Justice Inyang Ekwo gave the order on Tuesday while delivering judgment in a suit filed by Umar challenging the powers of the senate to investigate the alleged assault and misconduct petition brought against him by a security guard.
The alleged incident happened at the Banex Plaza in Abuja on March 29, 2021.
The court dismissed Umar’s suit on the grounds that it lacked merit as Umar had no cogent reason to stop the senate from carrying out its constitutional functions.
Justice Ekwo held that Sections 88 and 89 of the 1999 constitution under which the CCT boss sought to be protected by the court did not confer any protection or refuge on him.
The judge said that as a public officer administering law relating to conduct of public officers, Umar had no reason to institute the suit to stop the senate from probing a public petition seeking justice.
Justice Ekwo also held that the Code of Conduct Bureau and Code of Conduct Tribunal Act 2010 were established by the Act of the National Assembly and as such, Umar was subject to investigation by the National Assembly.
The judge further said that Section 2 of the Code of Conduct Bureau Act exposed Umar to investigation by the national assembly than any other Nigerian.
“As such, it will be illogical for him (Umar) to seek to stop the senate probe as doing so will give an impression that he is above the law”.
Justice Ekwo held that the declaratory reliefs sought by Umar for injunction against the senate could not be granted because the case lacked merit.
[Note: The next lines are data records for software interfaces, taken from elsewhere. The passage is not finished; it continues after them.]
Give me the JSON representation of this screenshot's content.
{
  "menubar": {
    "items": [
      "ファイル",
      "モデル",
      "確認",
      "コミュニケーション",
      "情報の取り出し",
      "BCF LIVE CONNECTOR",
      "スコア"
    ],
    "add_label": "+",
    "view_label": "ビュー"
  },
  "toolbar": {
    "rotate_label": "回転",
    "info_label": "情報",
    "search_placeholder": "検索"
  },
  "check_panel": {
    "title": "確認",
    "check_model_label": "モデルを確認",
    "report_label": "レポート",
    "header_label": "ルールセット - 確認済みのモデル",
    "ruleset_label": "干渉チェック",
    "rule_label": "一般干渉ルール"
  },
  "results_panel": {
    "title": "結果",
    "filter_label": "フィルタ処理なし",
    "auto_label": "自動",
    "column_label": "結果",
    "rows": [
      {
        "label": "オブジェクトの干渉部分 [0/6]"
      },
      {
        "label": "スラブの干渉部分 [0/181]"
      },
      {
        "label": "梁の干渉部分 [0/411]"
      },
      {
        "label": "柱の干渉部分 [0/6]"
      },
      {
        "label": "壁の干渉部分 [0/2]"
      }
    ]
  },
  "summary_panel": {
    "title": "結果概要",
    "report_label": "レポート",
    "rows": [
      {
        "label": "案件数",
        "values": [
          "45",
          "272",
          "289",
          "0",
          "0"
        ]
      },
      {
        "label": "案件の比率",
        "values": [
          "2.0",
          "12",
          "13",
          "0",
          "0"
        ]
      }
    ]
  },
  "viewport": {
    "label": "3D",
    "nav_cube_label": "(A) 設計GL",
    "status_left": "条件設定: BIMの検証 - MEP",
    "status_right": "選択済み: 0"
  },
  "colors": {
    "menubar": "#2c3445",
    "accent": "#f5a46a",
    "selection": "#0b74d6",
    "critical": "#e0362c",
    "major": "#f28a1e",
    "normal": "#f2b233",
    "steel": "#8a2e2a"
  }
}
The CCT Chairman had in a suit marked FHC/ABJ/CS/ 671/2021, challenged the powers of the senate and three others to investigate him in an alleged assault he perpetrated against a security guard at Banex Plaza in Abuja.
The four defendants in the matter were the senate, the senate president, Senate Committee on Ethics, Privileges and Public Petitions and the Attorney- General of the Federation.
In the suit filed by his lawyer, Sunday Edward, Mr Umar asked the court for an order of perpetual injunction restraining the senate from conducting investigations into allegations of assault levelled against him by a petition submitted to the senate.
He specifically asked the court to determine whether the alleged case of assault formed part of the matters the senate was constitutionally empowered to investigate.
He had also asked the court to determine whether the senate and its committee were competent to investigate or invite him in relation to the investigation of the allegation of assault.
He asked the court to declare that the purported case of assault that took place on March 29, 2021, did not form part of the matters the senate was constitutionally empowered to investigate.
He further asked the court to declare that the senate’s moves to conduct an investigation in the matter was unconstitutional and it amounted to unwarranted usurpation of the functions of the police and of the court.
However, counsel to the Senate, Kafayat Suleyman had urged the court to dismiss the suit on the grounds that the senate had powers under Section 88 of the Constitution to investigate alleged misconduct by any public officer.
On May 4, 2021 Umar, appeared before the Senate Committee on Ethics, Privileges and Public Petition.
This was in response to a petition submitted against him by Clement Sagwak, a security guard he allegedly assaulted.
Sagwak had, through his counsel, Timzing Ramnap, petitioned the Senate where he accused Umar of assaulting him.
The senator representing Plateau North, Istifanus Gyang, laid the petition before the Senate on April 29, 2021.
Umar was summoned by the panel and asked to come to defend himself.
Mr When he appeared before the committee, the CCT chairman said he had not been served the petition.
He asked the panel to give him one week to study the detailed petition which was served on him at the session to “enable him respond appropriately.”
He was, however, given two weeks to defend the petition against him.